Theme: ‘Climate Action Summit 2019: A Race We Can Win. A Race We Must Win.’
The summit will be convened by UN Secretary-General Antonio Guterres to mobilize political and economic energy at the highest levels to advance climate action that will enable implementation of many of the goals of the 2030 Agenda for Sustainable Development.
It will seek to challenge states, regions, cities, companies, investors and citizens to step up action in the areas of:
- Energy Transition,
- Climate Finance and Carbon Pricing,
- Industry Transition,
- Nature-Based Solutions,
- Cities and Local Action, and
To discuss in the Summit and to putforth the objectives in front of the world, nine coalitions have been established to ensure transformative outcomes. The coalitions focus on the following action areas:
1) Social and political drivers of change;
2) Transition to renewable energy;
4) Infrastructure, cities and local action;
5) Nature-based solutions;
6) Resilience and adaptation;
8) Finance and carbon pricing; and
9) Youth and citizen mobilization.
Global emissions are continuing to reach high levels.
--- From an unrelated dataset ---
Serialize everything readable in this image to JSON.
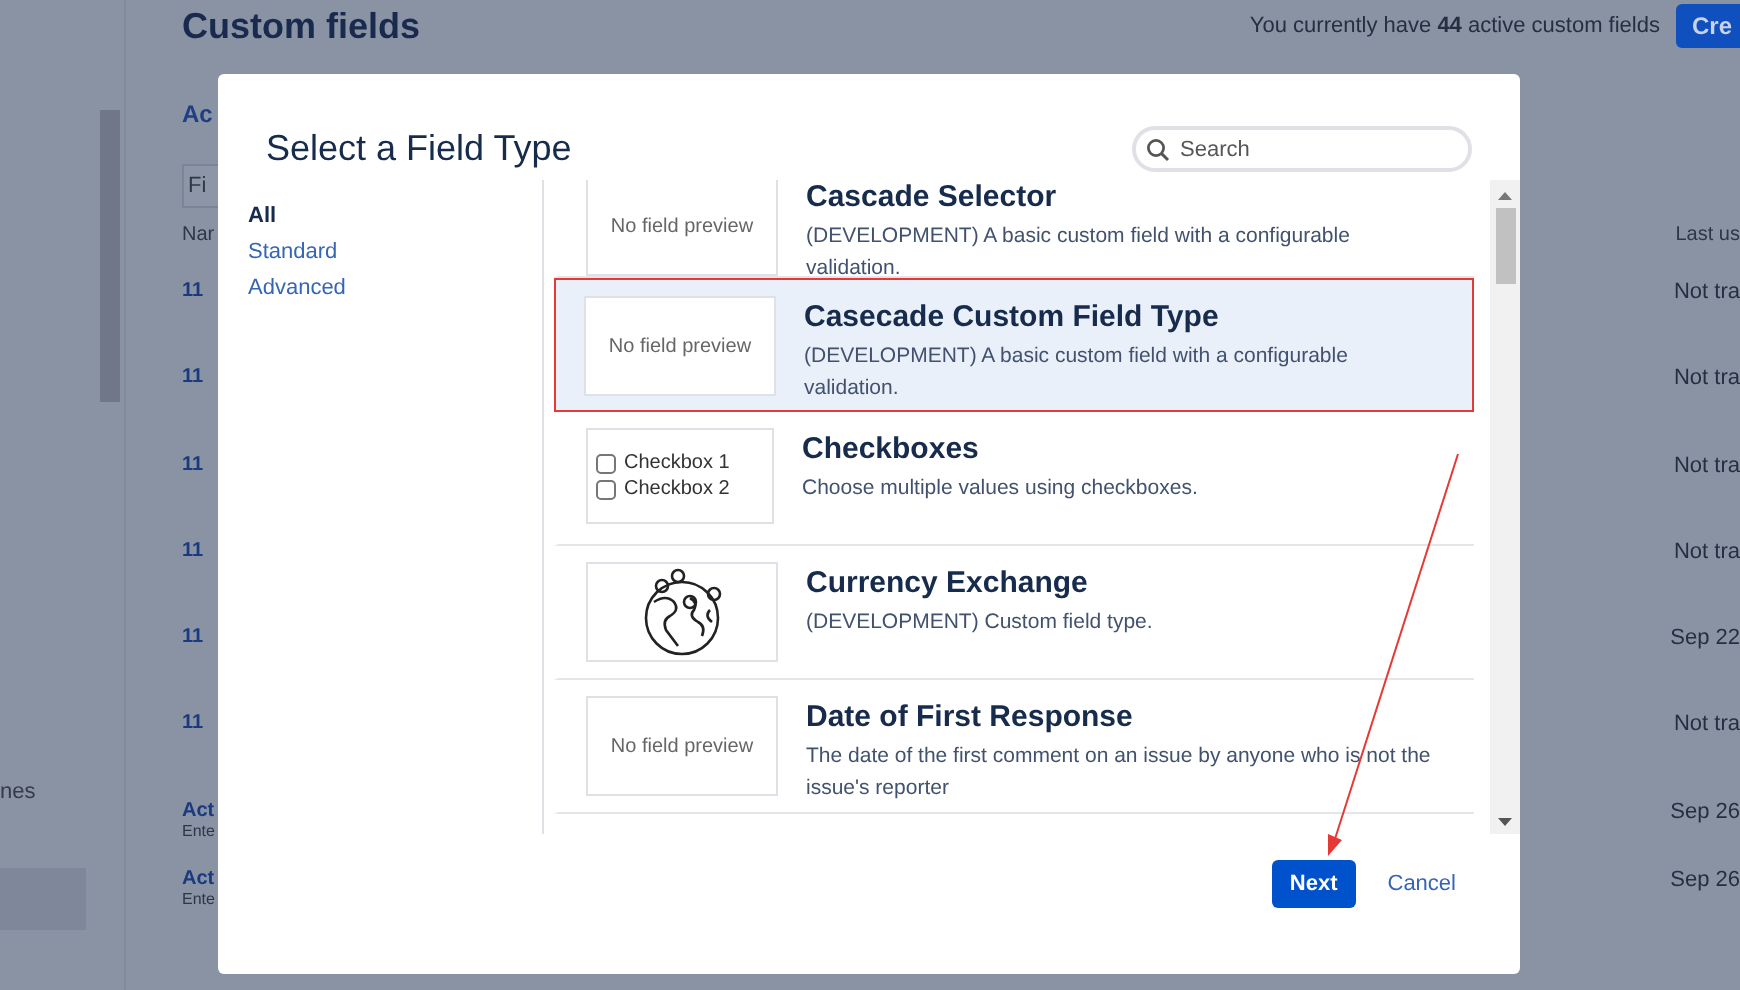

The last four years were the four hottest on record, and winter temperatures in the Arctic have risen by 3°C since 1990. Sea levels are rising, coral reefs are dying, and we are starting to see the life-threatening impact of climate change on health, through air pollution, heatwaves and risks to food security.
Worldwide the impacts of climate change are being felt everywhere and are having very real consequences on people’s lives. Climate change is disrupting national economies, costing everybody dearly today and becoming more threatening for tomorrow. But there is a growing recognition that affordable, scalable solutions are available now that will enable us all to leapfrog to cleaner, more resilient economies.
The latest analysis shows that if we act now, we can reduce carbon emissions within 12 years and hold the increase in the global average temperature to well below 2°C and even, as asked by the latest science, to 1.5°C above pre-industrial levels.
Each and every country must contribute whole heartedly to bring down the emission levels. Thankfully, we have the Paris Agreement – a visionary, viable, forward-looking policy framework that sets out exactly what needs to be done to stop climate disruption and reverse its impact. But the agreement itself is meaningless without ambitious action.
UN Secretary-General António Guterres is calling on all leaders to come to New York on 23 September with concrete, realistic plans to enhance their nationally determined contributions by 2020, in line with reducing greenhouse gas emissions by 45 per cent over the next decade, and to net zero emissions by 2050.
It will be a win win situation for all. Accelerated climate solutions can strengthen our economies and create jobs, while bringing cleaner air, preserving natural habitats and biodiversity, and protecting our environment.
New technologies and engineering solutions are already delivering energy at a lower cost than the fossil-fuel driven economy. Solar and wind energy are now the cheapest sources of new bulk power in virtually all major economies. But we must set radical change in motion.
We must be determined to attain these objectives by ending subsidies for fossil fuels and high-emitting agriculture and shifting towards renewable energy, electric vehicles and climate-smart practices. It means carbon pricing that reflects the true cost of emissions, from climate risk to the health hazards of air pollution. And it means accelerating the closure of coal plants and halting the construction of new ones and replacing jobs with healthier alternatives so that the transformation is just, inclusive and profitable for all.